Today we’d like to introduce you to Carlo Tonda.
Every artist has a unique story. Can you briefly walk us through yours?
Filmmaking was never in my plans. A few years ago, I immigrated from Guatemala to study aerospace engineering. It was what everybody expected of me: a stable and financially safe career in STEM. However, I came to realize that skill and passion are not interchangeable. During that time, to counter an unfulfilling vocation, I watched tons of movies and TV, my life-long hobby. Yet, I never thought that I could make them. For me, films were grand monuments, that only a privileged few were allowed to create.
It wasn’t until Campus Movie Fest (CMF), a week-long film festival, rolled into my university that I envisioned it as my career. Those seven days of shooting my first short film were intoxicating; I loved every second of the process. By the time CMF was over, I had made up my mind. Next thing I knew, I was dropping out of school, waving goodbye to my friends and packing my bags. For the second time in my life, I left everything and everyone I knew to pursue my American dream.
My first year in Los Angeles was unforgiving. From graveyard shifts in a sketchy motel to editing hip-hop gossip news videos, I worked any job whose hours allowed me to attend film school and help out on sets. Being an outsider, both in this industry and in the US, proved to be a bigger obstacle than I anticipated. To this day, just thinking about the American immigration process sends shivers up my spine.
Nevertheless, I found awesome collaborators and mentors throughout the way who encouraged me to keep going. I’d like to think that I keep a part of every person I meet. All those pieces combined to make the person I am today. I’m my parent’s hard-work mentality, my best friend’s hustler attitude, my sister’s optimism, and my colleagues’ drive. My effort to honor them has brought me to where I am. The more I keep going on this journey, the more remarkable people become a part of me. I live for their stories filled with new perspectives and different worlds.
Gradually, I’ve started working in bigger and more ambitious productions, some of them of my own making. I’ve been part of countless music videos, web-series, short films, feature films, and TV shows; I can’t wait to add more to the list. There is much to learn and many challenges to beat, and to that, I say, “Bring it on!”
Please tell us about your art.
We make art to both represent and treat our own humanity. Galleries, stages and movie theaters are sanctuaries where we are allowed to feel. In them, we are free to react when something touches us. Personally, I’m in debt to films. Watching them has helped me through tough times and making them is the most exhilarant part of my life.
Some people say, “the TV is not a good babysitter.” I beg to differ. I was raised by two working parents, in a country where kids are warned to stay inside. After school, TV was my only companion. Through it, I saw the wonders of this world and other worlds. It opened my imagination and challenged my perspective on issues I had never heard of. Every story placed me in someone else’s shoes, and I saw myself in all of them.

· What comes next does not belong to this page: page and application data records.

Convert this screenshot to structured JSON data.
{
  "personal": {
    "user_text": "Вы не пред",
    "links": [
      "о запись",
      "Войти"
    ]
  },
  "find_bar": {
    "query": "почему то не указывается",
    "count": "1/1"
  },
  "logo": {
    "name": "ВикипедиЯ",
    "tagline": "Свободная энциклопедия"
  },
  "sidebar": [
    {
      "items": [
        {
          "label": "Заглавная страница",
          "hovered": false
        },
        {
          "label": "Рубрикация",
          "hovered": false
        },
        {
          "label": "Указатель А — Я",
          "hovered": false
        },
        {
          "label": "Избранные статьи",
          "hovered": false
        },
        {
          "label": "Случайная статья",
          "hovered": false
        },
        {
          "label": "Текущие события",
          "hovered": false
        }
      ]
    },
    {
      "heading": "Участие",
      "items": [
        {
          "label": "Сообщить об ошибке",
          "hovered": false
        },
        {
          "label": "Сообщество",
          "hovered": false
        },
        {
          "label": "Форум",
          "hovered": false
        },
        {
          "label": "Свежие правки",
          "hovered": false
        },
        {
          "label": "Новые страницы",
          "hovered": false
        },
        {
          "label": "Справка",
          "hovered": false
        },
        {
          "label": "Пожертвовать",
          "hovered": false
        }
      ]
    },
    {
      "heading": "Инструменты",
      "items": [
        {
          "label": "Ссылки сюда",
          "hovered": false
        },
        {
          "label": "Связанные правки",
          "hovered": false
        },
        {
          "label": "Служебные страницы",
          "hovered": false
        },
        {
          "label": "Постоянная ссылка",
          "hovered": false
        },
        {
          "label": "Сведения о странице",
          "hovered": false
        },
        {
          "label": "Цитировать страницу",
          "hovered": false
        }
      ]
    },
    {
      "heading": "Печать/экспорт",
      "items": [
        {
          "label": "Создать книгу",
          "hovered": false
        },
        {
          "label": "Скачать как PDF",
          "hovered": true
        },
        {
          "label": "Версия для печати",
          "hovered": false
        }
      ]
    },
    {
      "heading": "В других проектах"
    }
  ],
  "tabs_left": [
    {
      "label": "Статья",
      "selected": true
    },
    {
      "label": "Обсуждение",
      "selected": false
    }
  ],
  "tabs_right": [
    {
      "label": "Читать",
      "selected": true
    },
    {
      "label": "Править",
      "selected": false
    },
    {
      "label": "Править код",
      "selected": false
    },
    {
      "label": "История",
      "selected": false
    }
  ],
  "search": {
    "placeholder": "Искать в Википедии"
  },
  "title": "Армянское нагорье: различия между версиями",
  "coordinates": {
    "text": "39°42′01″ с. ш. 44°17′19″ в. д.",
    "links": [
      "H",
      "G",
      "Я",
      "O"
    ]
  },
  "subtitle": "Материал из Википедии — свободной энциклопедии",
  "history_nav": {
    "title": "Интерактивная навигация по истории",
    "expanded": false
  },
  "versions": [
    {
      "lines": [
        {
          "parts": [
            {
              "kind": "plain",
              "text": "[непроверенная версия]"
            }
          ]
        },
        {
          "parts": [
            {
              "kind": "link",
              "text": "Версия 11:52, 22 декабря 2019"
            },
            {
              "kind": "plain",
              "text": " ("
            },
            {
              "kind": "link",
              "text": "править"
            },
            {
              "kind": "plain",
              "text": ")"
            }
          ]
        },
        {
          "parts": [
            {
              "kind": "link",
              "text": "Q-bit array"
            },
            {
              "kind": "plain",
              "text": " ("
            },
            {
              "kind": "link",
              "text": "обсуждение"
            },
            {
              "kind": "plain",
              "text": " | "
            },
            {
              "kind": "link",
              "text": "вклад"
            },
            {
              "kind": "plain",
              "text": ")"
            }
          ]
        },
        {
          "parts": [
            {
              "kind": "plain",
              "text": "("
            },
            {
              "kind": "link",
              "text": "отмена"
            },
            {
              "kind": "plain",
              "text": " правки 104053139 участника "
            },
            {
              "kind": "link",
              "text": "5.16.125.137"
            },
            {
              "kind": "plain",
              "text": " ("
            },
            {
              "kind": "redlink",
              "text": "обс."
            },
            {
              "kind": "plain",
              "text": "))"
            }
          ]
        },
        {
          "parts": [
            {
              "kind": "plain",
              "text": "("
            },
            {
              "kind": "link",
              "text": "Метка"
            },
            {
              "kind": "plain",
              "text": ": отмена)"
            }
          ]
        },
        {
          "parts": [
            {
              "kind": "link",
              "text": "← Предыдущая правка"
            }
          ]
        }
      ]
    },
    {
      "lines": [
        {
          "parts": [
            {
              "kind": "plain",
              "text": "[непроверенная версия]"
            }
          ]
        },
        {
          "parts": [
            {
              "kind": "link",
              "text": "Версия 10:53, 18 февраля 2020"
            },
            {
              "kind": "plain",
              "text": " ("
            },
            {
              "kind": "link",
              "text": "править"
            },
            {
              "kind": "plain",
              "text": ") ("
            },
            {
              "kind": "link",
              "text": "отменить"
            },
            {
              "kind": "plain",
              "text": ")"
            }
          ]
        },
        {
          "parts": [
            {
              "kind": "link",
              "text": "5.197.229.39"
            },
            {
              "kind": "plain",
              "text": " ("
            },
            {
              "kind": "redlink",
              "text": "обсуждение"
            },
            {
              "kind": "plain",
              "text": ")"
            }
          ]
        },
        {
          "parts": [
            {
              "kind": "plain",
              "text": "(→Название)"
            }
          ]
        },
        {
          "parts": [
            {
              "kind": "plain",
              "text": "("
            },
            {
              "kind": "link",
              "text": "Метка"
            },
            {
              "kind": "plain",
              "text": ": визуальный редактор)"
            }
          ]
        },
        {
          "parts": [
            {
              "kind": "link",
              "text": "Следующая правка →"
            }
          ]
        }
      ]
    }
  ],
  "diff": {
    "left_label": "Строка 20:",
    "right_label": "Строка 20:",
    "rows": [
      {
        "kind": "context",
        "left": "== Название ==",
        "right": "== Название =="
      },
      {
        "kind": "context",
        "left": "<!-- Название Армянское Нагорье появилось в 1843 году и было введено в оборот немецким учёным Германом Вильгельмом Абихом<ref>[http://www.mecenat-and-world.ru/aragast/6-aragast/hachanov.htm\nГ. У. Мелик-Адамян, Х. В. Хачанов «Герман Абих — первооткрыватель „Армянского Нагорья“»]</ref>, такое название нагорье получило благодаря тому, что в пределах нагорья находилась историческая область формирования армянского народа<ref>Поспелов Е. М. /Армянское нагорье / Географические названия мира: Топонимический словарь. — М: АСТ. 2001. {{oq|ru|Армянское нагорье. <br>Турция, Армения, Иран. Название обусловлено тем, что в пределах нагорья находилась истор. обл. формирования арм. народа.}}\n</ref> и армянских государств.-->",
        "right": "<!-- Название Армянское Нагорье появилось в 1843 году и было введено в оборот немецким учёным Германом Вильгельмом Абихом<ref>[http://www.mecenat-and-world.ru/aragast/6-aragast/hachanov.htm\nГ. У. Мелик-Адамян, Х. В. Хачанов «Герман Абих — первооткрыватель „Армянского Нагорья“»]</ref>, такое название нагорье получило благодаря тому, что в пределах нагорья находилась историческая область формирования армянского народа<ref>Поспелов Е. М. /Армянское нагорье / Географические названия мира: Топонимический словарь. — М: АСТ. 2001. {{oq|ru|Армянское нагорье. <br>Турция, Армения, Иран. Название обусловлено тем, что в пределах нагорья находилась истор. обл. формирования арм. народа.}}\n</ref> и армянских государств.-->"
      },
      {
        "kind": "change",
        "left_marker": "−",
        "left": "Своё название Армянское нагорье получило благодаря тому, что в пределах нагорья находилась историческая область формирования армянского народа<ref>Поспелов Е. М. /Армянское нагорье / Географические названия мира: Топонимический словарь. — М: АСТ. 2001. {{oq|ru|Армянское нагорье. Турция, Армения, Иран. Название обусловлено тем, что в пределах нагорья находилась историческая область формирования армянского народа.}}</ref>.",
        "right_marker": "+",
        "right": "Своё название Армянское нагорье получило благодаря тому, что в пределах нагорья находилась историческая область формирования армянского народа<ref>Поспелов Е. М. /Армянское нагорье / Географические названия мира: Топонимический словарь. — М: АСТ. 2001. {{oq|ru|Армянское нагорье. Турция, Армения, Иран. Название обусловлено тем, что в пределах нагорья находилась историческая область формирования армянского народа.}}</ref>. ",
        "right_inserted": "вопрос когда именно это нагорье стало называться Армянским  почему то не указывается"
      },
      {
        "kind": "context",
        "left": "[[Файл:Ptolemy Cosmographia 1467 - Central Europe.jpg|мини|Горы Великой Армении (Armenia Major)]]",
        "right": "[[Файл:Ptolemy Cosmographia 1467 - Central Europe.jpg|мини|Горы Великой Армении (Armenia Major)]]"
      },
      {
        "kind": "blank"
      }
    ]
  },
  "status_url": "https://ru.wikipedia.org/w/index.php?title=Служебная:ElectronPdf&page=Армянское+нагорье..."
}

As a filmmaker, I want others to have this introspective discovery with my content. I think of my productions as a discussion with the viewer. I focus on themes that are loaded with a moral question that I’m personally struggling with. I leave it to the audience to fill in the right answer if any. As frightening as it is, the complicated questions in life lack simple answers. There are more gray areas in human righteousness than black and white ones. I’ve found a genre to be a great refugee to explore these ideas. By personifying and materializing them into fantasy characters in surreal environments, we bring our defenses down, opening up to new themes and starting a discussion.
Do you have any advice for other artists? Any lessons you wished you learned earlier?
Don’t play by the rules. Every project, no matter the budget, has its challenges; but we didn’t go into the arts to play it safe. As long as you’re not harming anyone (or anything), go for it! Shoot a feature in your friend’s apartment, borrow an RV from the random guy you met on the bus, flash mob the blue line with your crew to get that sweet-sweet shot across Los Angeles (add a Steadicam for extra difficulty). I’ve done all of these things. We may not have money, but we are definitely creative. When you’re faced with a problem, trust that you’ll figure it out. When you feel passionate about a project, there is no favor too big to ask nor challenge too great to overcome. Of course, life gets in the way. You’ll grind for long and hard hours, see your loved ones less and less, and work odd jobs just to pay rent. However, you’ll also meet the most amazing and creative people in those lengthy days, you’ll show your family and friends something you’re proud of (something you made!); and you’ll go to whatever job with a smile on your face, thinking about the crazy idea you’ll pull off next.
How or where can people see your work? How can people support your work?
The best place to check out my work is my website: carlotonda.com and my Instagram page: @carlotondafilm. Feel free to reach out through any of them for future projects and collaborations.
- Website: carlotonda.com
- Email: email@example.com
- Instagram: https://www.instagram.com/carlotondafilm/
- Other: aguantafilm.com
Helena Cortazar, Emerson Lee, Davide Picci, John Gutierrez